Netflix is pulling its films from the Cannes Film Festival, further intensifying an ongoing dispute between Netflix and the world's most prestigious film festival. Along with selfies, Cannes earlier banned any films without theatrical distribution in France from its Palme d'Or competition, which essentially rules out Netflix movies. In France, it's a law that films can't be released on home entertainment platforms until 36 months after their theatrical release. "We want our films to be on fair ground with every other filmmaker," said Netflix chief content officer Ted Sarandos. "There's a risk in us going in this way and having our films and filmmakers treated disrespectfully at the festival. They've set the tone. I don't think it would be good for us to be there." Representatives for Cannes didn't immediately comment Wednesday, the AP reports.
Last year, two Netflix films—Bong Joon-ho's Okja and Noah Baumbach's The Meyerowitz Stories—premiered in competition at Cannes, prompting outrage from French theater owners and unions. Last year's festival became a kind of referendum on Netflix's role in cinema.

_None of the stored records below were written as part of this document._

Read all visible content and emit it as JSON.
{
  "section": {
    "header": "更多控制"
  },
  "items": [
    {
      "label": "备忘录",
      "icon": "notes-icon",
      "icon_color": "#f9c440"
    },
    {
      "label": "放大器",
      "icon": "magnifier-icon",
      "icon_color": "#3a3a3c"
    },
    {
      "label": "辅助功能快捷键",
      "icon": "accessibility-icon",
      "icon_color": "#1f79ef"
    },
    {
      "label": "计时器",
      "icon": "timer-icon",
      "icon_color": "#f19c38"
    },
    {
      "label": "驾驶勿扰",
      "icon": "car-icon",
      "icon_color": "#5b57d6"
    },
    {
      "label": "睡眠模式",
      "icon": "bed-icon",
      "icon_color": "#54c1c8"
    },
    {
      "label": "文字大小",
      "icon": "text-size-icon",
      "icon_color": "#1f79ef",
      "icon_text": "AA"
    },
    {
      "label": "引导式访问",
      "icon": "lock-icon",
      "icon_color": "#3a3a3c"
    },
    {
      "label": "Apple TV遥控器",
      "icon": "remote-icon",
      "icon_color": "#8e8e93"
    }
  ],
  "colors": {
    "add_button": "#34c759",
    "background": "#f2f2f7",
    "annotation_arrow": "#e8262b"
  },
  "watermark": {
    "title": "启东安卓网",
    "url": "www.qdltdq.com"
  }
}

Advocates for the streaming service point to the creative freedom Netflix offers to filmmakers and its financial backing of a diverse and ambitious slate of films. Critics say a platform destructive to theatrical moviegoing shouldn't be celebrated at the world's foremost celebration of cinema. For Cannes, losing Netflix—and its growing roster of big-name filmmakers and stars—is a blow, depriving the French Rivera festival of some of the high-wattage glamour it seeks for its red carpet. Sarandos said it's time for Cannes to "modernize."